Chicago restaurants, while offering any cuisine that you could conceivably desire; run the gamut from informal eateries to formalized, four-star fine dining. While a comprehensive list of every single restaurant within the Chicago city limits would be virtually impossible, there are a handful of world famous restaurants that definitely deserve your attention.
Charlie Trotter’s is probably the most famous restaurant in the city, and deservedly so. The restaurant itself is housed within a posh townhouse, but don’t be fooled by the lack of pretense: reservations are required. In fact, they are required far, far in advance; it is best to book your evening there months in advance, as everyone wants a taste of Chef Trotter’s award-winning elegant and subtle cuisine.
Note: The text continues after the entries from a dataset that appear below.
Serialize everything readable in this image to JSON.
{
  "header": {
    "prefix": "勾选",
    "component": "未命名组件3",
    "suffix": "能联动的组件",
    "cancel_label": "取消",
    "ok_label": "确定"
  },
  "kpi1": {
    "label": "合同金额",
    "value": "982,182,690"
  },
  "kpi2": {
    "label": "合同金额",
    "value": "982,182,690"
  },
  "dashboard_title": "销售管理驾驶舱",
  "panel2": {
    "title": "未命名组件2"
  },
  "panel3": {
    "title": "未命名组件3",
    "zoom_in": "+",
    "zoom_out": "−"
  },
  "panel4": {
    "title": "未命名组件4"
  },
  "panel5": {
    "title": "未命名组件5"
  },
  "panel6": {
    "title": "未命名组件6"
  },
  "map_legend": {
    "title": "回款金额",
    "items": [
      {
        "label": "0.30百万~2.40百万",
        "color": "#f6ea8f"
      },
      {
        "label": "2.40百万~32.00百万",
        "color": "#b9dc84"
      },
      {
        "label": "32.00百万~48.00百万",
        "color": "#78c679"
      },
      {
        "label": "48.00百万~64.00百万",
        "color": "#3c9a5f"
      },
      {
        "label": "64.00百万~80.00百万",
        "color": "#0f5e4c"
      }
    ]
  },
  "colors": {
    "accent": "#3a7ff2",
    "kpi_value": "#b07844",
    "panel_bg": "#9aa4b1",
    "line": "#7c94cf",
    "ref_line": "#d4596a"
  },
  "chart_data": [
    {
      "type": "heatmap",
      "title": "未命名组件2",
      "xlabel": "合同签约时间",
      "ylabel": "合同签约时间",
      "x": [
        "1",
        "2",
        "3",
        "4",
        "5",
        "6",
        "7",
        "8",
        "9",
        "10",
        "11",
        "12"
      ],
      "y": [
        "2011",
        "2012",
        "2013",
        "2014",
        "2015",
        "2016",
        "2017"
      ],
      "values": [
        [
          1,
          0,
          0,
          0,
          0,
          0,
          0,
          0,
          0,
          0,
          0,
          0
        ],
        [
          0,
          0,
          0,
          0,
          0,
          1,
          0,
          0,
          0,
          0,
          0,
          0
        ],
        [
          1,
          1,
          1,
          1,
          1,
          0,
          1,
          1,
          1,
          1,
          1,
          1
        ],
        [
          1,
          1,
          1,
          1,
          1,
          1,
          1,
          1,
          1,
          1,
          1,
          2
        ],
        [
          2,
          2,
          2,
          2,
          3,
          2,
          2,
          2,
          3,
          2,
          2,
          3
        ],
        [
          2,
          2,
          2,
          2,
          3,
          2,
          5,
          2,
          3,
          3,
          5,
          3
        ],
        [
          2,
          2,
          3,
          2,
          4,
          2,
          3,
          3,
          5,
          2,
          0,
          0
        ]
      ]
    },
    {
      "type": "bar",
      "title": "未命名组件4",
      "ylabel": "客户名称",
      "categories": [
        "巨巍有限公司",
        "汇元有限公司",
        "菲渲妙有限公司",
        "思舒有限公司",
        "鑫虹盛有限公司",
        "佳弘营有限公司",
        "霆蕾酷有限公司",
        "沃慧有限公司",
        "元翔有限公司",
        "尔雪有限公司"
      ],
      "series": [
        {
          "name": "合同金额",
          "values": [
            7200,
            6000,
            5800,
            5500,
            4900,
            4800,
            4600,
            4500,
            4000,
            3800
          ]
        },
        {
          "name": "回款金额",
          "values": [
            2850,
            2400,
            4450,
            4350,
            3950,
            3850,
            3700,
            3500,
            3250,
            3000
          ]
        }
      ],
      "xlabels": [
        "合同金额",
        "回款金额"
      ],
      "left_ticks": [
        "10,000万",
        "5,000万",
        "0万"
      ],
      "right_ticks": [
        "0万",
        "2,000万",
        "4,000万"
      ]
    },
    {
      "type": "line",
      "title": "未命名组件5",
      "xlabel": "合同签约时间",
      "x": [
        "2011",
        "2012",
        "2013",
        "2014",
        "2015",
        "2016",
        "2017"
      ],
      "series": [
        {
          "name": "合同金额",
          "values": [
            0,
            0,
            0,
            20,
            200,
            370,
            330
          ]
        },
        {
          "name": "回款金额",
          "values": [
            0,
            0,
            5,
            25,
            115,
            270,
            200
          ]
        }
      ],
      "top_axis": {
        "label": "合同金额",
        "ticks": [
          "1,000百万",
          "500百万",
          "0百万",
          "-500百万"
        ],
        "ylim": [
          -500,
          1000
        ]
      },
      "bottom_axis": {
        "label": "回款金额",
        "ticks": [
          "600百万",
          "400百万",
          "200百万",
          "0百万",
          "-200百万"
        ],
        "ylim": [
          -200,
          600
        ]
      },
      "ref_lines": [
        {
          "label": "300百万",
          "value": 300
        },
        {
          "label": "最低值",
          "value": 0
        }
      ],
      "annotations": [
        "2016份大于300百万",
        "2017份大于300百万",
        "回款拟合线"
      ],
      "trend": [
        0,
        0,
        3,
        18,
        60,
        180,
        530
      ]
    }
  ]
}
While Trotter’s epitomizes fine dining in the city, there are several other restaurants that are particularly popular with the elite crowd. Tru, located on the Magnificent Mile, is relatively new but has already established itself as a creative establishment that values the artistic aspect of food as much as the taste. Ambria, a bit further north in Lincoln Park, has been around a bit longer, and is the go-to place for a romantic, decidedly upscale French meal.
While slightly less chic, Rick Bayless, of PBS television’s “One Plate at a Time.” has two fantastic restaurants in River North: Topolobampo and Frontera Grill. Bayless is firmly committed to traditional Mexican cooking, and many experts believe that this is the premier restaurant for Mexican cuisine in the United States.
The Chicago shopping scene offers an excellent combination of brand name accessibility and highly specialized boutiques. For the more unique shopping experience, visit Lincoln Park, Wicker Park, or the Ukrainian Village. Most of the most revered names in couture have a boutique on Michigan Avenue or Oak Street, which is on the Gold Coast. The downtown area also encompasses huge department stores the likes of Nordstroms, Bloomingdales, Saks Fifth Avenue and Neiman-Marcus. Finally, any self-respecting shopper will make sure to visit the home-grown Marshall Field’s on State Street. Considered to embody the personality of Chicago, while many know the store for its grand, antique clock and infamous Frango mints, it is most impressive during the holiday seasons when its windows are a sight to behold.
City drivers often opt to leave their vehicles at home when sojourning into the heart of the downtown area. Parking there is notoriously difficult and expensive, and traffic at any time of day is enough to send your blood pressure soaring. Luckily, there are several good alternatives to automotive transportation. The Chicago El, the city’s underground rail system: the CTA, the above-ground bus system; and the Metra, trains coming in and out of the city, are all excellent options. And, of course for the savvy traveler, there are always taxis.